Interface dataset entries

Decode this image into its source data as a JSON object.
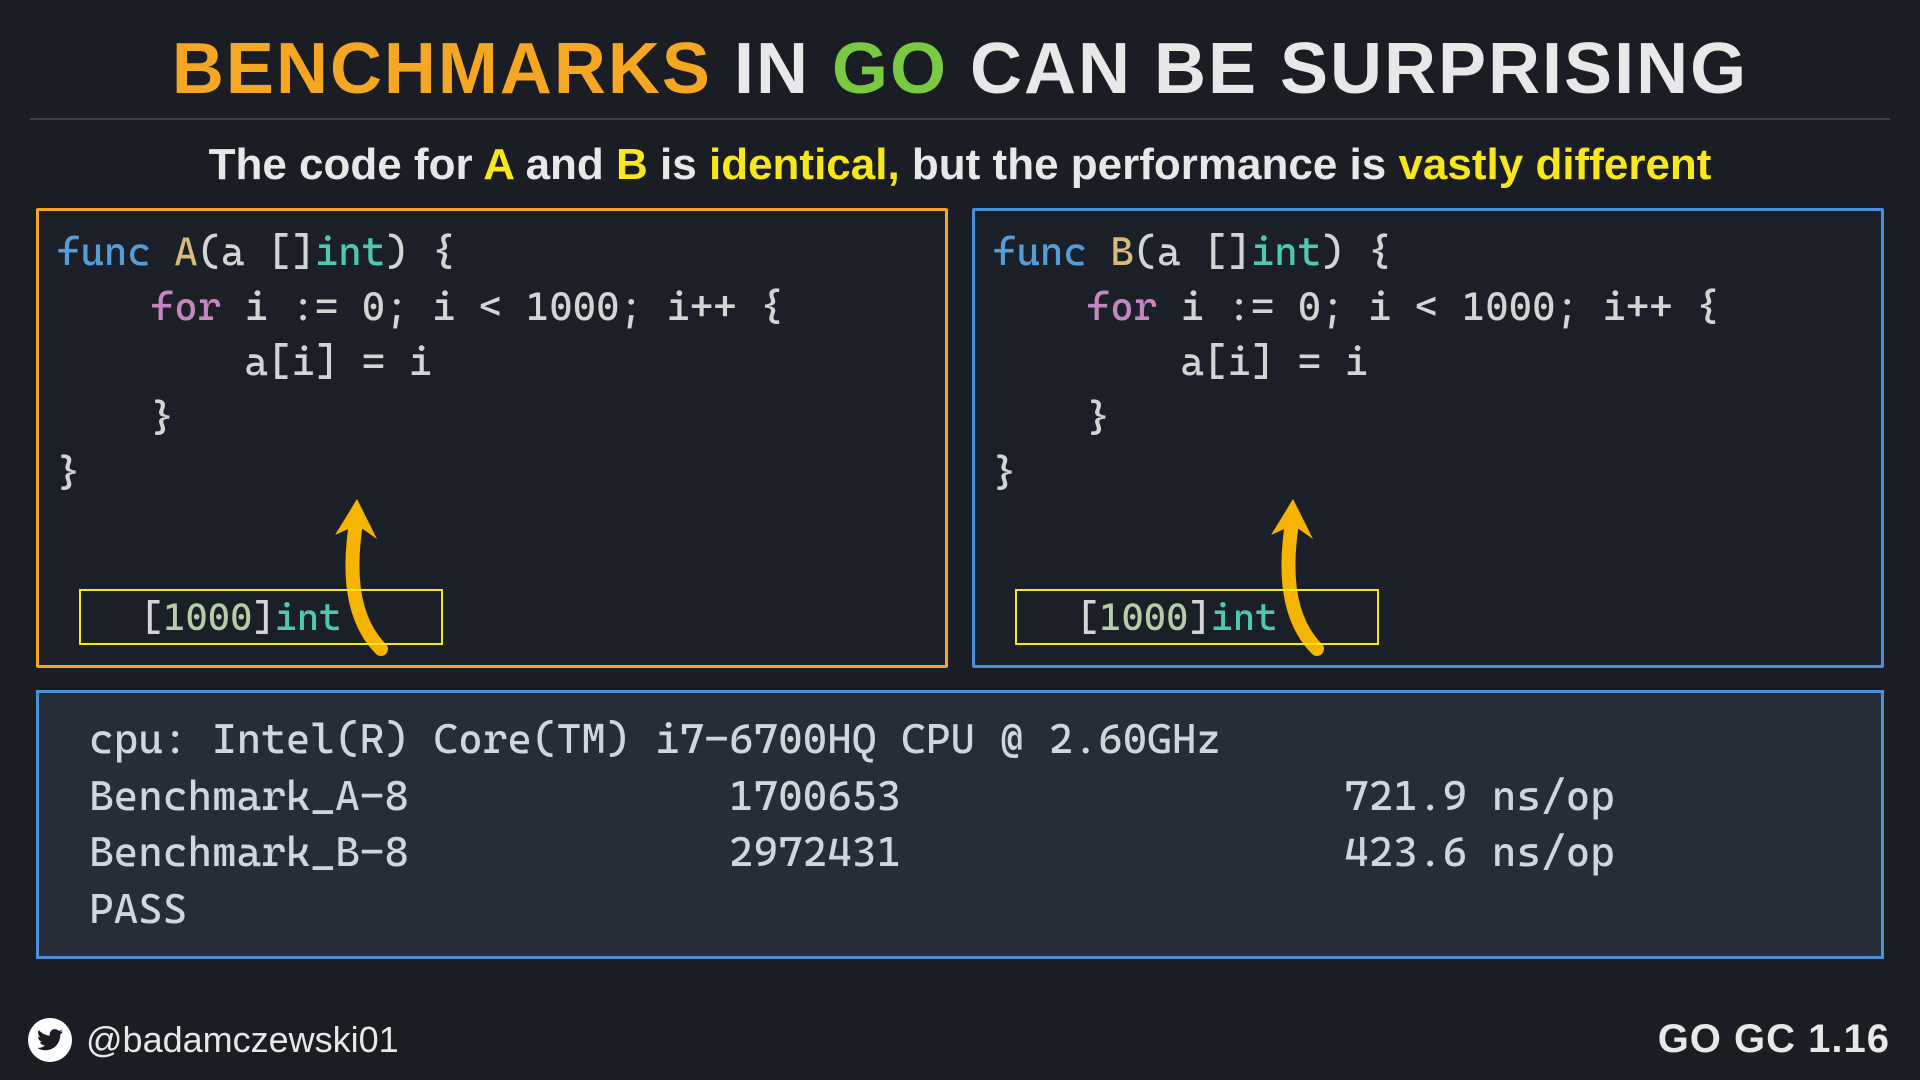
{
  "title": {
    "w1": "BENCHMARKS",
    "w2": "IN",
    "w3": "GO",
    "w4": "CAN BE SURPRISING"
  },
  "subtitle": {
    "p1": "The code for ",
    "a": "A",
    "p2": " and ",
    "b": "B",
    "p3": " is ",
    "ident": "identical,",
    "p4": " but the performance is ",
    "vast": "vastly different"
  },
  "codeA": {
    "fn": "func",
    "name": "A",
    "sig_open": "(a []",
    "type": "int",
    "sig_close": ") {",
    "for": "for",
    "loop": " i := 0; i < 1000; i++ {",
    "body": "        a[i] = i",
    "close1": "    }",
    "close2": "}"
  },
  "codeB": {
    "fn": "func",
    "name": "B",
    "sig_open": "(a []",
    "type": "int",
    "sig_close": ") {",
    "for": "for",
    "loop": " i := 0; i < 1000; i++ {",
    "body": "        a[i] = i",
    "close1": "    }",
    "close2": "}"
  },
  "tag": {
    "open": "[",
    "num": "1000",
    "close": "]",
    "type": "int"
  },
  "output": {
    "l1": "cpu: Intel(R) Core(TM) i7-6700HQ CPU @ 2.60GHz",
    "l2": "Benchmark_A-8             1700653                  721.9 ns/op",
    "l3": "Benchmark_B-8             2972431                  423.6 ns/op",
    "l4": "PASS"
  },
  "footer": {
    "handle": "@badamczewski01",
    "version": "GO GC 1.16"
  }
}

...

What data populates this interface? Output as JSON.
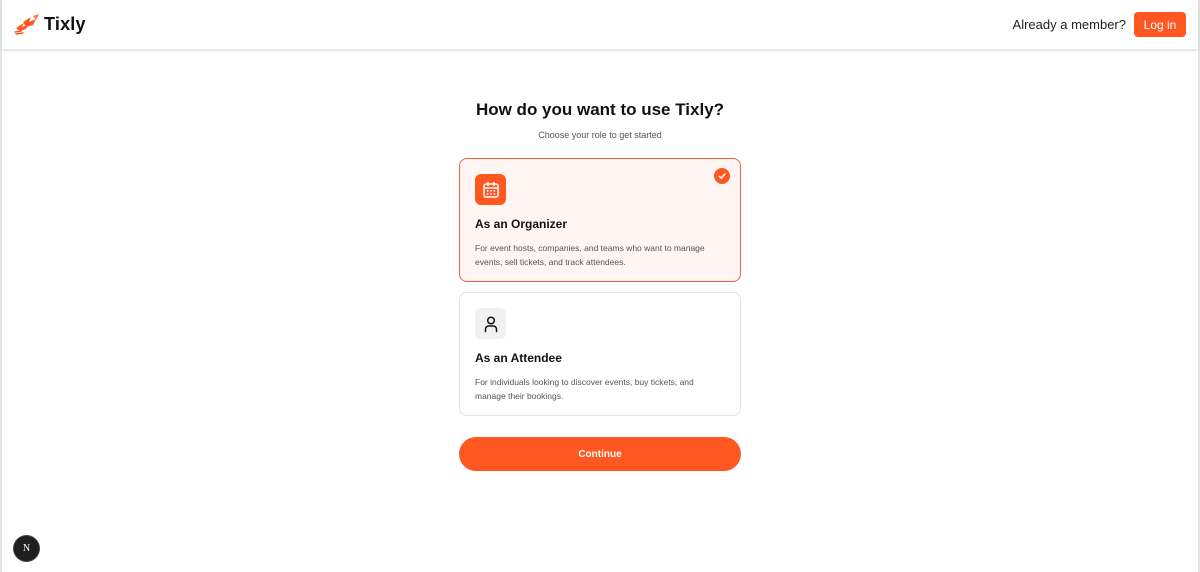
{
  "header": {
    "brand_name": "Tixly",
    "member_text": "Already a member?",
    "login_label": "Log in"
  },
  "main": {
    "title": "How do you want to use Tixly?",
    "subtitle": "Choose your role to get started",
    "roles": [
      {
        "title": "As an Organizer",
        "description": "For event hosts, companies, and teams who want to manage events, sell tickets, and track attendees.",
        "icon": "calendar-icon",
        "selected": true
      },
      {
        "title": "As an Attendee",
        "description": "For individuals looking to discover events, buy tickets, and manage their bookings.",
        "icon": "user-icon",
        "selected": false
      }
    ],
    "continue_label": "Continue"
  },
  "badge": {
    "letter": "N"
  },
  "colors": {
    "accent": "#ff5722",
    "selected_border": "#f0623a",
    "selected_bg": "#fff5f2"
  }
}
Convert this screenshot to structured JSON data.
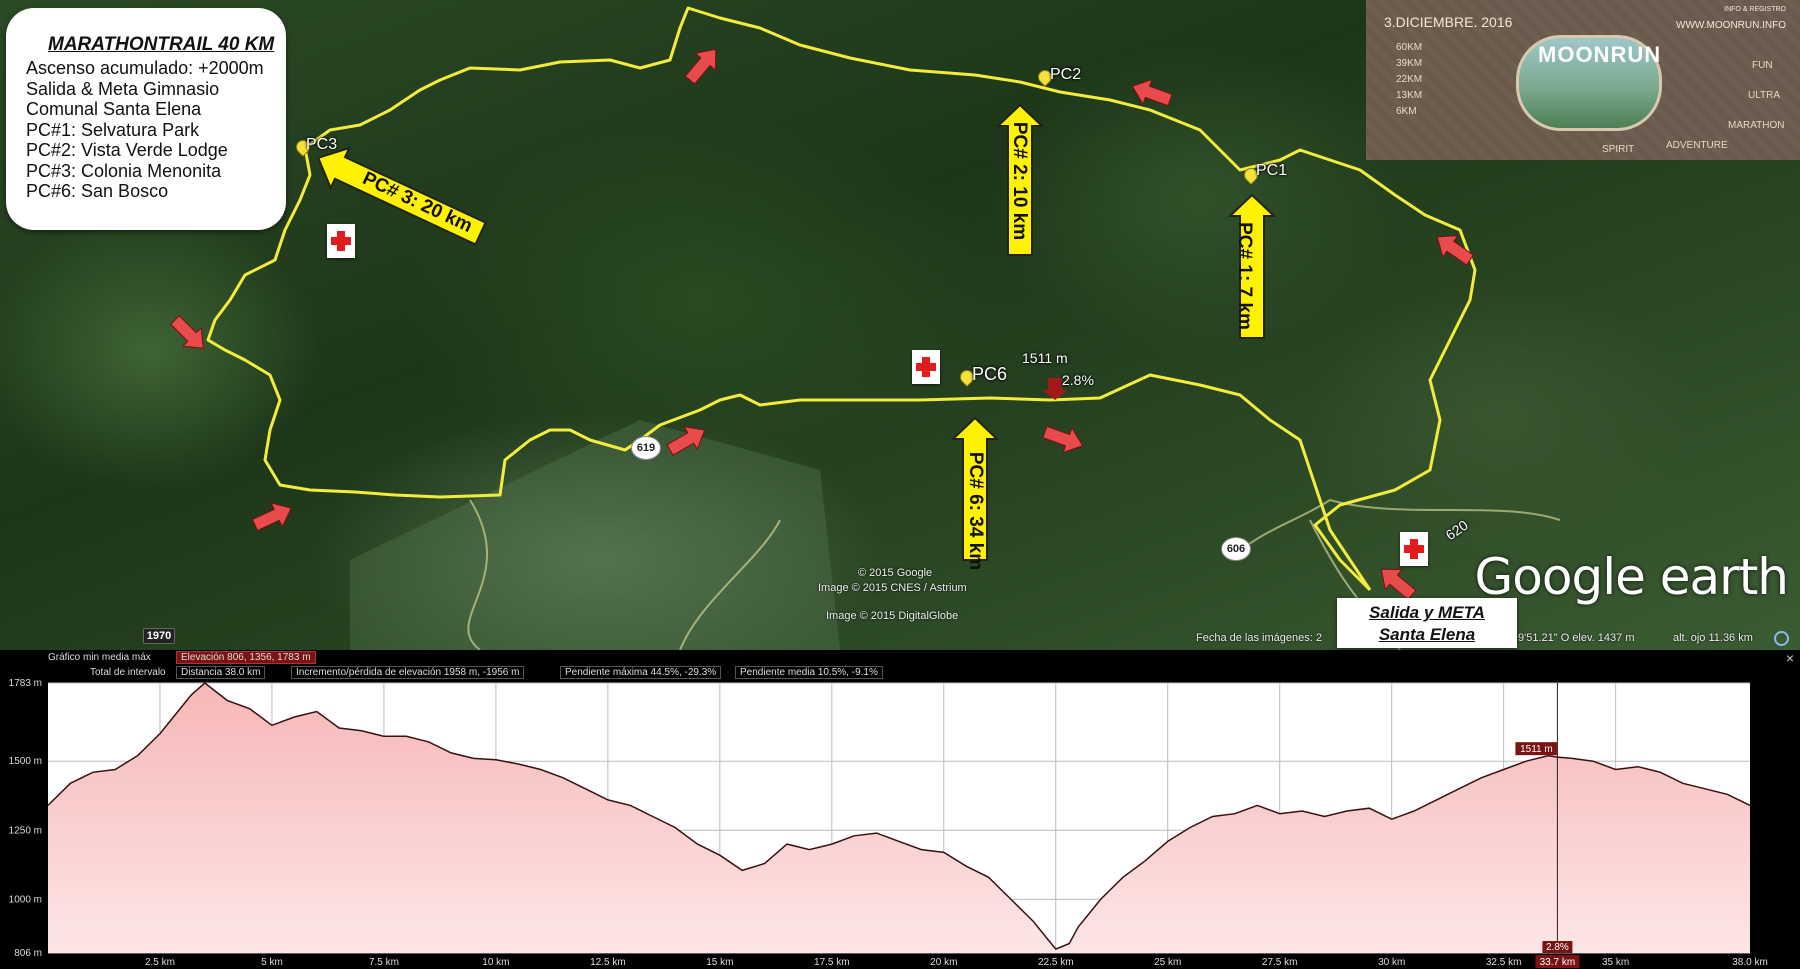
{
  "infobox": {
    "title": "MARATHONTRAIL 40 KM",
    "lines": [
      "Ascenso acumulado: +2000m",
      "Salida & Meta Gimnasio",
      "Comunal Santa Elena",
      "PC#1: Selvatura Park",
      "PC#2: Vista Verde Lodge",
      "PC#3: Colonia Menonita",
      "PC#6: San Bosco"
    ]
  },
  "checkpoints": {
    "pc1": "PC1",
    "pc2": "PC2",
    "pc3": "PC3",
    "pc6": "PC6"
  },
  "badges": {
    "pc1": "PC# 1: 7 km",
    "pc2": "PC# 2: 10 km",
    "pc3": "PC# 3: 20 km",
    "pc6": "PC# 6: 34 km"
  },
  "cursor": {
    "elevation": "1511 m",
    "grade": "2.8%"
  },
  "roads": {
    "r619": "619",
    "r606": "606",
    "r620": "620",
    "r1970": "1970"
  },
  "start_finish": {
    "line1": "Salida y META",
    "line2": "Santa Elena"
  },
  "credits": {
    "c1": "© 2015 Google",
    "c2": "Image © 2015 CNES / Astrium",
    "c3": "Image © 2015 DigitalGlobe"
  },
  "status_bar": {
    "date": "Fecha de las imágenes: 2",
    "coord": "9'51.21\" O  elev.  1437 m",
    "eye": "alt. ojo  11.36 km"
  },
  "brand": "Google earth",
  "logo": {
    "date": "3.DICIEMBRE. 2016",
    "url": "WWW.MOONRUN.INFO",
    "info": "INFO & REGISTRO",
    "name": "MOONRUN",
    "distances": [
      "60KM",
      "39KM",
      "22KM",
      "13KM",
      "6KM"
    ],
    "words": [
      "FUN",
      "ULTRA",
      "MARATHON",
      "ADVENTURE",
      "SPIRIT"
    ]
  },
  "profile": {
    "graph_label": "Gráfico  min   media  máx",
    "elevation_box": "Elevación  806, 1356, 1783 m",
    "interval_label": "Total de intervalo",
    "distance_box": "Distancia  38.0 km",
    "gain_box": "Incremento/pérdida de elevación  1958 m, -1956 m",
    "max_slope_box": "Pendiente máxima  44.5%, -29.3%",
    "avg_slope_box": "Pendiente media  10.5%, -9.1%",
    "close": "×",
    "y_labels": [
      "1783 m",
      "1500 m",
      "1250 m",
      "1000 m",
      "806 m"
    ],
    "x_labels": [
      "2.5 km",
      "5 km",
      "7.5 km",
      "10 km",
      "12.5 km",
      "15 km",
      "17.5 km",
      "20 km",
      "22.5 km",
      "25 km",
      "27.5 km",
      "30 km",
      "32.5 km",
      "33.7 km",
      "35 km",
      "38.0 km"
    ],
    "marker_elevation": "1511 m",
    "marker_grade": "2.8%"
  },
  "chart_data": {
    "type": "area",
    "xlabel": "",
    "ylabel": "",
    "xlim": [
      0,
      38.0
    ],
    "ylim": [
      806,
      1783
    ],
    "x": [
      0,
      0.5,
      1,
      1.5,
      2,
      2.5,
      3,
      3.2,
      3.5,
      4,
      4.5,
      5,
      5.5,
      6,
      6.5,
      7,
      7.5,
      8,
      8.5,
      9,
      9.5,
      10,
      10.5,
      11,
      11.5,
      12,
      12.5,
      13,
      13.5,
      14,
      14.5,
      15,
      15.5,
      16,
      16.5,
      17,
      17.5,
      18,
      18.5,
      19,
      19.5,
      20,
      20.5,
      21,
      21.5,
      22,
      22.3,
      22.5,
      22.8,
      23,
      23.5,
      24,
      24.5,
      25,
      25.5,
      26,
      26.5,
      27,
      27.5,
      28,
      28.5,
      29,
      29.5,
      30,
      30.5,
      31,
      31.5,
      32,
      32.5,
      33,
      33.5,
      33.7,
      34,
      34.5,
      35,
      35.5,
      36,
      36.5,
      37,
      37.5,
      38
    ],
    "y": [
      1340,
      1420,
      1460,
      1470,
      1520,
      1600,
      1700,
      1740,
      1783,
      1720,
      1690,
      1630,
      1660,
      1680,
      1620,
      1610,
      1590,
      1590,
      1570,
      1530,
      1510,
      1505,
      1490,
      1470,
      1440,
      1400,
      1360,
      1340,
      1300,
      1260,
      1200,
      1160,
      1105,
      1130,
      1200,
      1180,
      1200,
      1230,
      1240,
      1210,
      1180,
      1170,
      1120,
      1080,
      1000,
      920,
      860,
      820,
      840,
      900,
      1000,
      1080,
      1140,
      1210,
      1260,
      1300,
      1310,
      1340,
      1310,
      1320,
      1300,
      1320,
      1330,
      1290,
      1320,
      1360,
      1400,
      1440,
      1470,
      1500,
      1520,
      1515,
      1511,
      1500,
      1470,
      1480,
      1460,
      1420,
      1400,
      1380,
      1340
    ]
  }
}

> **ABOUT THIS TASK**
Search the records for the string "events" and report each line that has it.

> **ANSWER SECTION**
        "description": "For event hosts, companies, and teams who want to manage events, sell tickets, and track attendees.",
        "description": "For individuals looking to discover events, buy tickets, and manage their bookings.",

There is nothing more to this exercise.